Why have APIs proven to be such a powerful catalyst for digital transformation? The answer lies in the API ecosystem, which encourages API providers and consumers to collaborate in order to deliver previously unimaginable customer experiences. The ability to build APIs on top of other APIs leads to a rapid proliferation of capability that is just not possible in the physical economy. The health of your API ecosystem — the value your APIs offer to developers inside and outside your organization — thus becomes critical to the success of your digital strategy.
“Engage the ecosystem” is the fourth and final pillar of MuleSoft’s API strategy blueprint. It requires organizations to think of their APIs as products and to invest in activities that get them into the hands of consumers — especially developers — with the least amount of friction possible. This means treating APIs as if they were some of your organization’s most important offerings, providing API developer registration, documentation, consoles, sandboxes, mocking services, and sample code. It also means employing design thinking to understand API users and to dig deeper into solving problems on their behalf.
Before you launch an API, you will want to have a very clear idea of your business model. What are you delivering that amplifies your business and what are you delivering that enhances your customers’ business? If the target users of the API are not realizing an exchange of value that is equal or above the effort it will require to learn about and adopt the API, not to mention the usage fees, they are unlikely to become customers.
Thinking of an API as a product also requires being deliberate about the product life cycle. What is the useful life of each API? How should an API evolve? When should an API be retired?
Promoting an API is the first step in cultivating its ecosystem. Offering a well-designed developer portal stocked with high-quality API documentation and productivity tools is essential. But you should also think beyond the portal’s web address. Whether your target audience consists of a single constituency or a group of constituencies, you will want to reach them through their communication channel of choice. If your users are internal developers, this may be a Slack channel or a Google Group. Connecting with external developers may require more traditional marketing campaigns. Or, as Uber, showed, it may be possible to use a popular third-party platform.

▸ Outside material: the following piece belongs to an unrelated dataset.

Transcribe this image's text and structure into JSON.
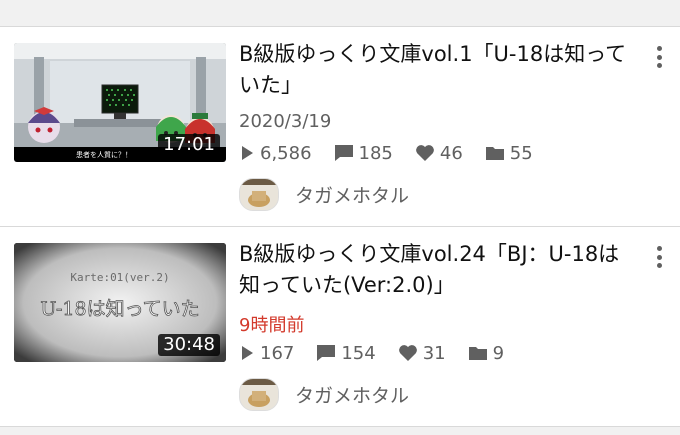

Instead of building its own customer support forums and hosting them on Uber.com, Uber showed up to answer questions posed by external developers on StackOverflow.com. As Uber’s community on StackOverflow grew, it became self-sustaining. Members of StackOverflow who didn’t work for Uber itself responded to questions about the Uber API. Uber rewarded these volunteer mentors with swag to encourage goodwill.
External developers who use your API are not only your most effective evangelists, they are also your best product designers. As they explore different use cases, they will discover ways an API can be improved to enhance their experience and, in all probability, increase their usage. Encourage their feedback. This is where 1 + 1 starts to equal 3.
Researchers at Gartner often talk about the co-creation of value. Listening to your users will help you continue to reimagine the customer experience. Then, looking down the value chain, you can identify how you can combine the services offered by other best-of-breed API providers with your own services. Providing incentives to other API providers to encourage collaboration will strengthen your API program, and theirs.
For an in-depth exploration of product thinking and life cycle management, MuleSoft offers an API-as-a-Product workshop. Learn more executing the four pillars of the API strategy blueprint with API Program Workshops.